In another study, 79% of medical students developed the illnesses they were studying because they became so paranoid about them.
The problem is that negative emotions trigger the amygdale in the limbic brain to produce a “Fight or flight” response in the body. In fight or flight mode, the immune system stops function properly, leading to illness, and all because of negativity.
How do remove negative thoughts from your mind forever
To remove negative thoughts from your mind forever, you have to learn that thoughts simply are not real. ” The difficulty isn’t that we have negative thoughts. The problem comes when we believe our thoughts are true,” says Barbara Markway, Ph.D, a clinical psychologist.
The way to remove negative thoughts from your mind forever is to realise that thoughts are just thoughts and aren’t real.
Amazingly, this is the same for positive thoughts. A fixation on a certain positive thought can lead to just as many complications as a fixation on a negative thought. Imagine believing that you’d never die. Now how does jumping off a skyscraper sound? Okay, it’s an extreme example, but it certainly illustrates the point.
What matters is that we realise that negative thoughts are not real, they’re just thoughts. As soon as we realise that we’ll stop panicking every time our mind says something horrible.
There are many ways to train yourself to realise that your negative thoughts are not real. Here are some of the best
Remove negative thoughts by realising they’re not real, here’s how
1: Meditate: Meditation has been proven to empower individuals over their thoughts. When you meditate you silence your mind and come to observe your thoughts calmly. You teach yourself to see a thought as nothing but a thought. You can discover how to do this in our free guide to meditation and mindfulness.
2: Write the thought on paper: It’s a lot easier to see your thought for what it is (often just words) when you write it out on paper. Write all your negative thoughts out and then look at them. You’ll very quickly realise how unreal your thoughts are.

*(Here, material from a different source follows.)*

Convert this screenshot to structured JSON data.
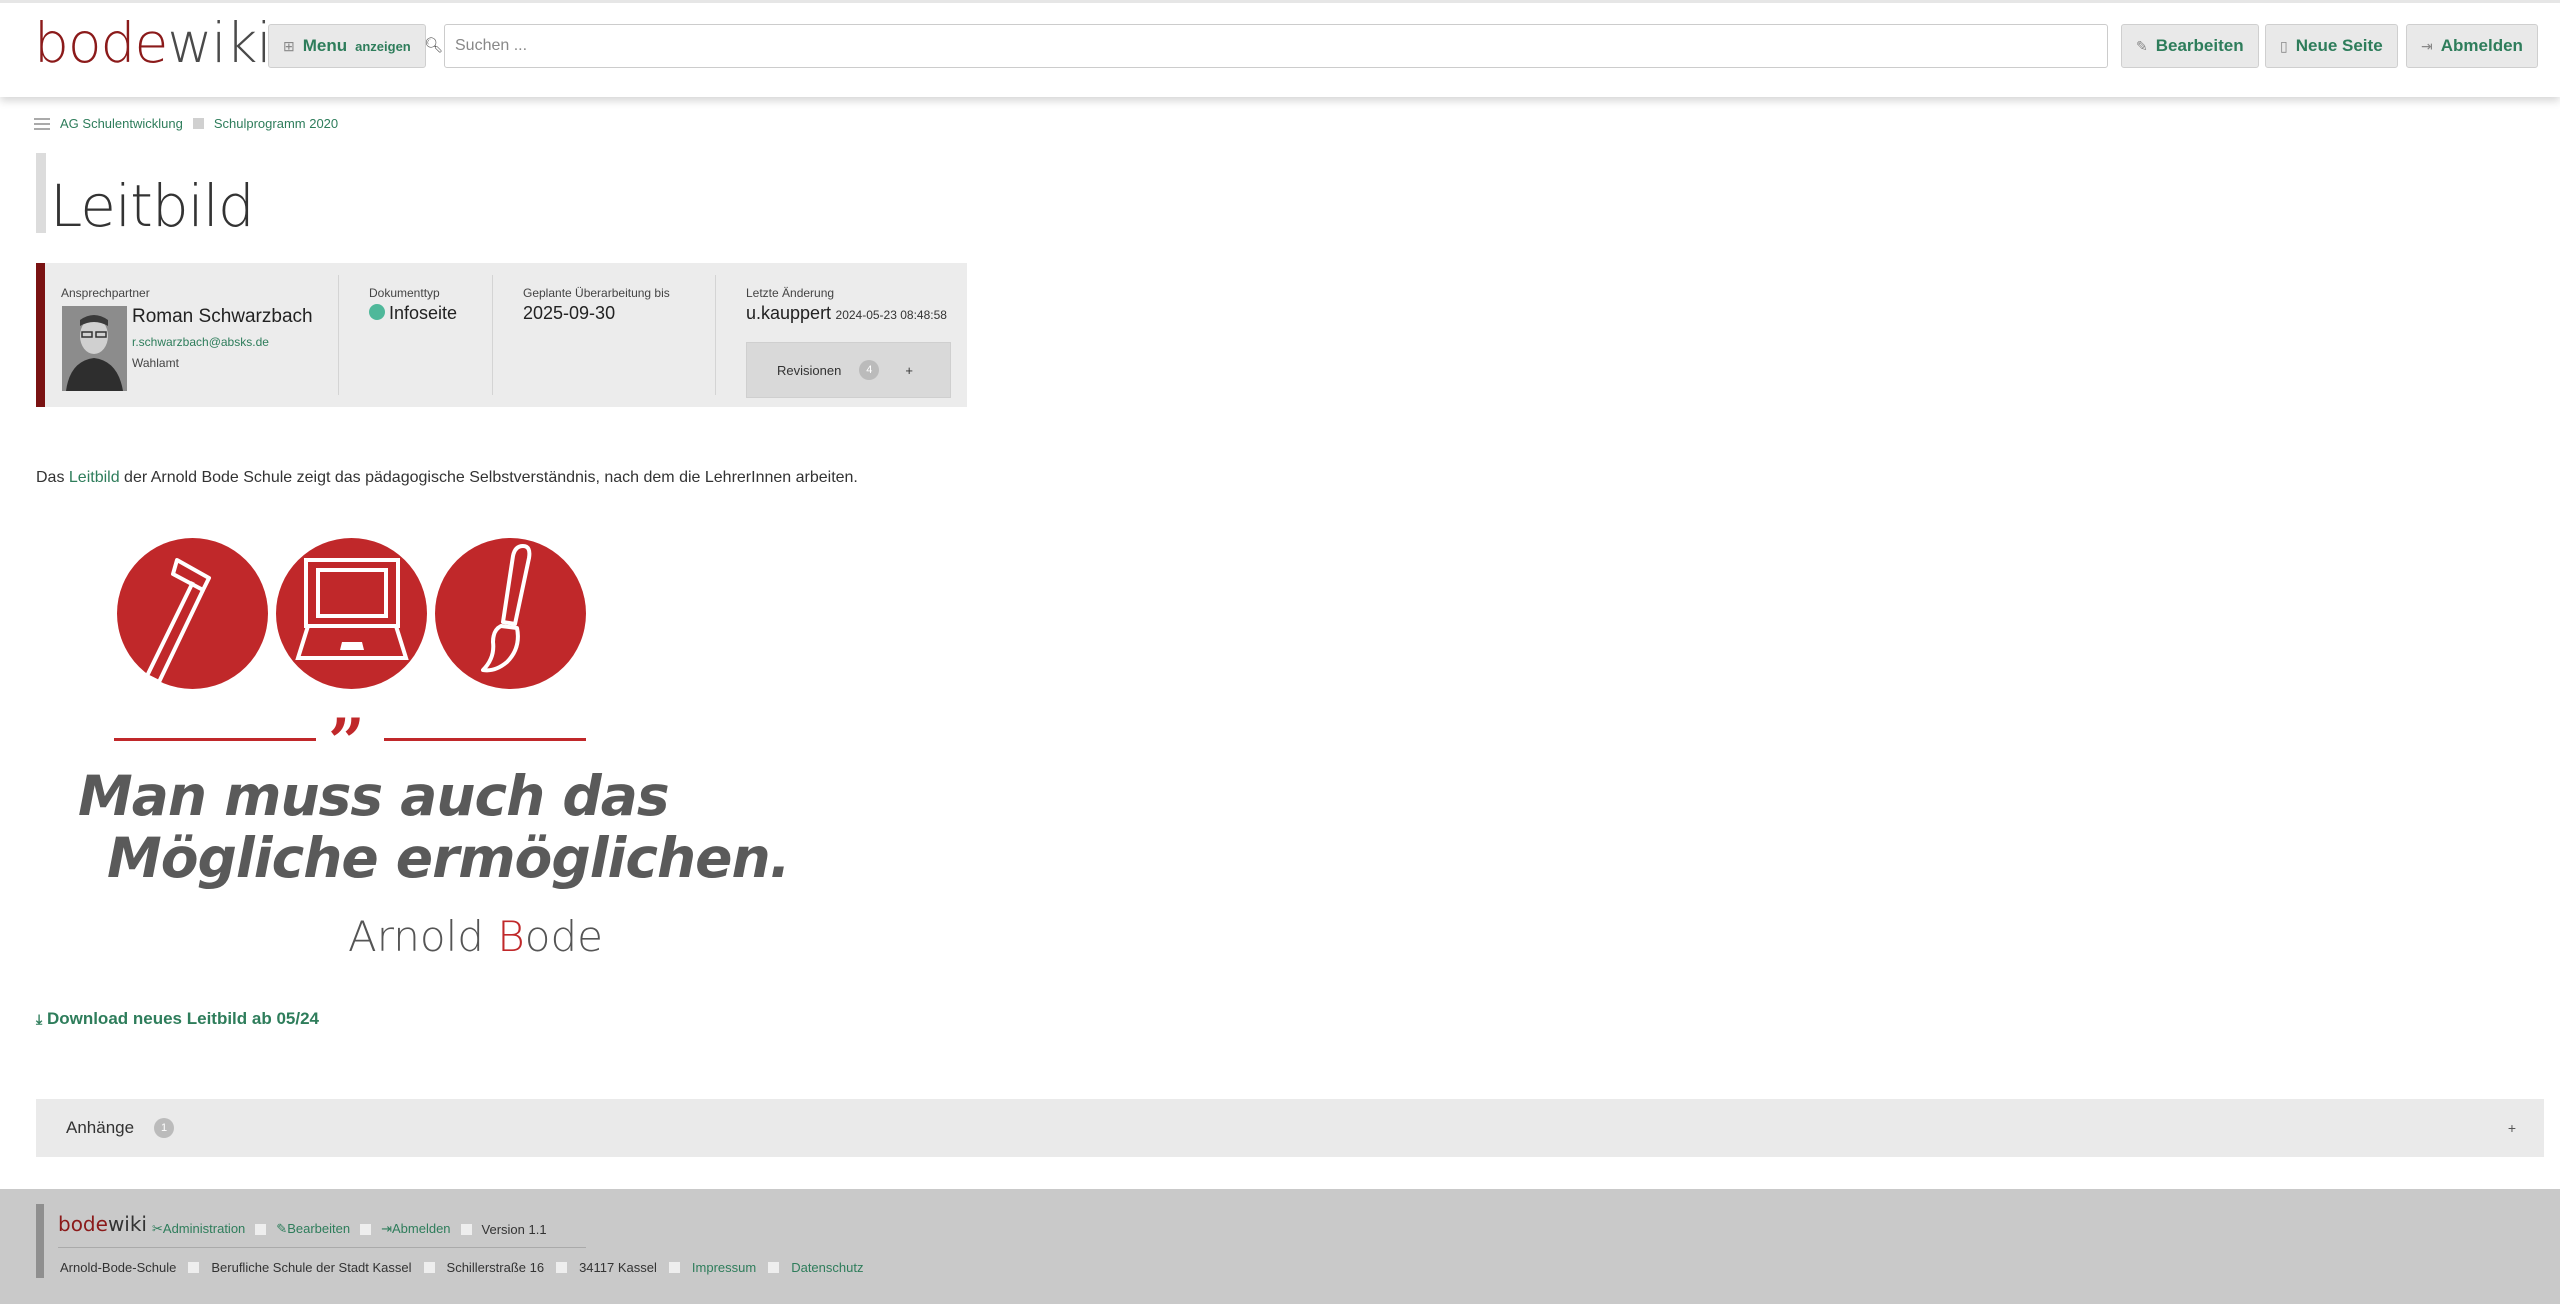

3: Or draw it out: Some thoughts don’t comprise of words but images. For instance, perhaps you think you’ll become ill. In this case draw out precisely what your mind is telling you will happen. Negative thoughts like that melt under the light of reality.

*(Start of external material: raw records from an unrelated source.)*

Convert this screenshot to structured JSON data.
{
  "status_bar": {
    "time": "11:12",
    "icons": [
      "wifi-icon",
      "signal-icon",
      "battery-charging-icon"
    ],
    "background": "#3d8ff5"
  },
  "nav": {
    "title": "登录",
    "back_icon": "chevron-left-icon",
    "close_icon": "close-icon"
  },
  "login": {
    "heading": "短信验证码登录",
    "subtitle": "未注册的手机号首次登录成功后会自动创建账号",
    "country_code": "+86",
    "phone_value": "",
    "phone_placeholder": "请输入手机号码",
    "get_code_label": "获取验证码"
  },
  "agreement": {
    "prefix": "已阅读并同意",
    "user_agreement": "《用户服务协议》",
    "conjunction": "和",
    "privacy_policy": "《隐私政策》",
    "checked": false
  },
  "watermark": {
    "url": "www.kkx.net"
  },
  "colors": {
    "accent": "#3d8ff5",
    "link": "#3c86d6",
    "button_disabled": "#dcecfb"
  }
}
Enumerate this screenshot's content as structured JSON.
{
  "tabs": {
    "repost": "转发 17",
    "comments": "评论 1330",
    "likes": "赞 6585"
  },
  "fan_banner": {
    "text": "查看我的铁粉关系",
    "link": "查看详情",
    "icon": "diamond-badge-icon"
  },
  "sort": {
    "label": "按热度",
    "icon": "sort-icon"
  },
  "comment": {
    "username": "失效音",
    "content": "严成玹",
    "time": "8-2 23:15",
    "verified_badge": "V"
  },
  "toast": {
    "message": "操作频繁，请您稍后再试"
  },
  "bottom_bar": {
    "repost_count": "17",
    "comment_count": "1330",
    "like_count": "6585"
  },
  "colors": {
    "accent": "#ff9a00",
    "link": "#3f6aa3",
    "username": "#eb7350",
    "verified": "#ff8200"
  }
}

4: Tell someone: The average person will pretty quickly tell you if your thoughts are total bullshit. So tell them, and let them confront those negative thoughts for you.
5: Play with the thought: Whether your thought is a voice in your head or a picture, try playing with it. For instance, if it’s a voice then imagine the voice changing, becoming higher pitches, lower pitched, louder, quieter and so on. If it’s a picture make it brighter, dimmer, bigger, smaller, and so on. By playing with the thought you teach yourself that you have ultimate control over all your thoughts.

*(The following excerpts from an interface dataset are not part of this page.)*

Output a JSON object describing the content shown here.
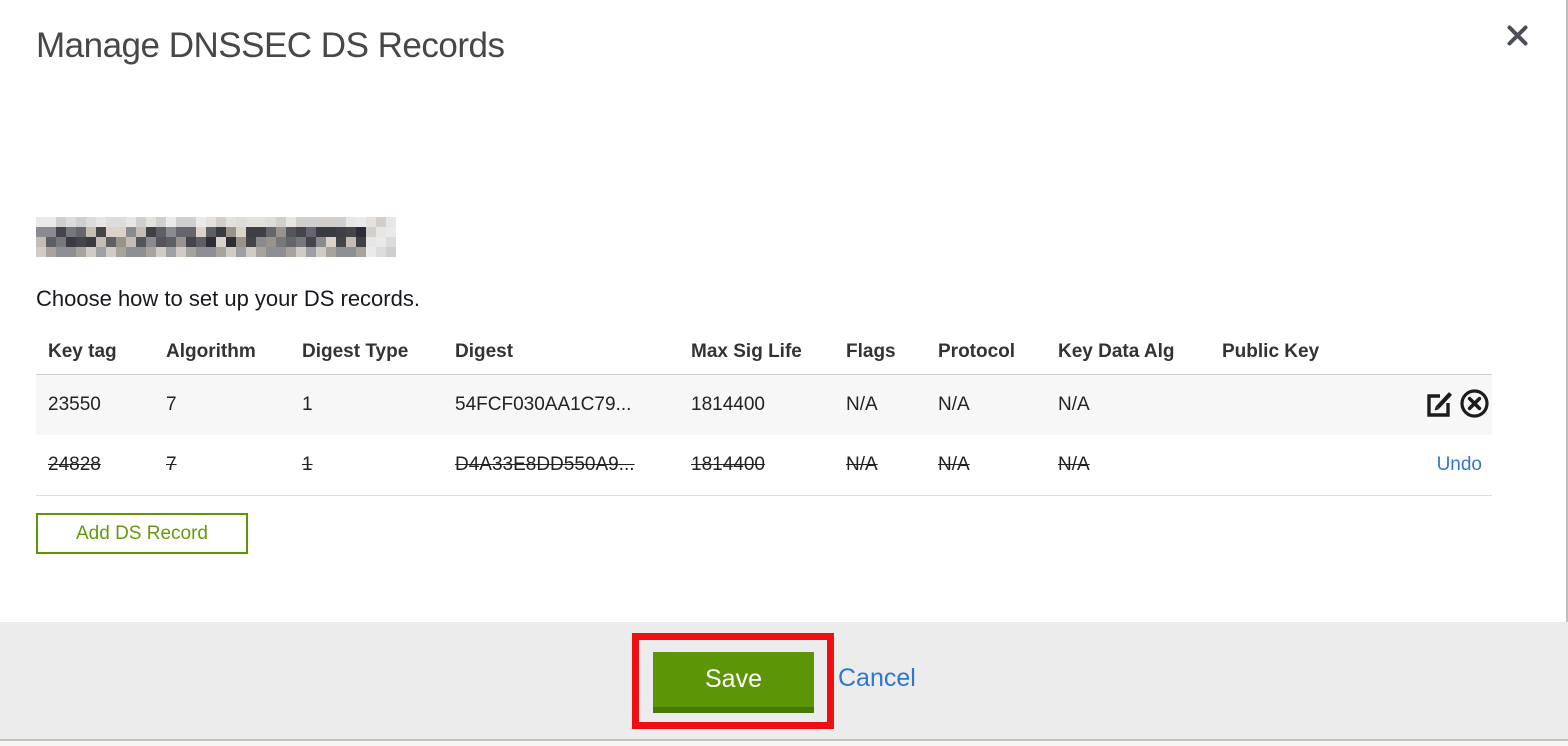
{
  "dialog": {
    "title": "Manage DNSSEC DS Records",
    "instruction": "Choose how to set up your DS records."
  },
  "table": {
    "columns": {
      "key_tag": "Key tag",
      "algorithm": "Algorithm",
      "digest_type": "Digest Type",
      "digest": "Digest",
      "max_sig_life": "Max Sig Life",
      "flags": "Flags",
      "protocol": "Protocol",
      "key_data_alg": "Key Data Alg",
      "public_key": "Public Key"
    },
    "rows": [
      {
        "key_tag": "23550",
        "algorithm": "7",
        "digest_type": "1",
        "digest": "54FCF030AA1C79...",
        "max_sig_life": "1814400",
        "flags": "N/A",
        "protocol": "N/A",
        "key_data_alg": "N/A",
        "public_key": "",
        "state": "active"
      },
      {
        "key_tag": "24828",
        "algorithm": "7",
        "digest_type": "1",
        "digest": "D4A33E8DD550A9...",
        "max_sig_life": "1814400",
        "flags": "N/A",
        "protocol": "N/A",
        "key_data_alg": "N/A",
        "public_key": "",
        "state": "marked-for-deletion",
        "action_label": "Undo"
      }
    ]
  },
  "buttons": {
    "add_ds_record": "Add DS Record",
    "save": "Save",
    "cancel": "Cancel"
  },
  "colors": {
    "save_green": "#5c9505",
    "outline_green": "#5e9502",
    "link_blue": "#2e77d0",
    "annotation_red": "#ee1010",
    "footer_bg": "#ececec",
    "row_alt_bg": "#f7f7f7"
  }
}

6: Think the same thought backwards: When you think the same thought backwards you essentially make the thought a little game. You make it something tangible that you can play with. This technique is definitely alternative but it definitely works.
7: Rate the thought from 1 to 10: Objectively appraise the thought. If it’s a negative thought that actually holds some important truth then you might like to rate the thought highly and even thank your mind for the helpful information it provided. If it’s an utterly stupid and worthless thought, rate it a 0 and tell your mind to come up with better thoughts.
All these techniques revolve around the same idea. You are teaching your mind to recognise that thoughts aren’t real and that you are the master of the thoughts that run through your mind. You are CEO of your own mind. If negative thoughts try to convince you that they’re running the show, face them square on and say, “You’re just a thought. I’m master of my own mind.”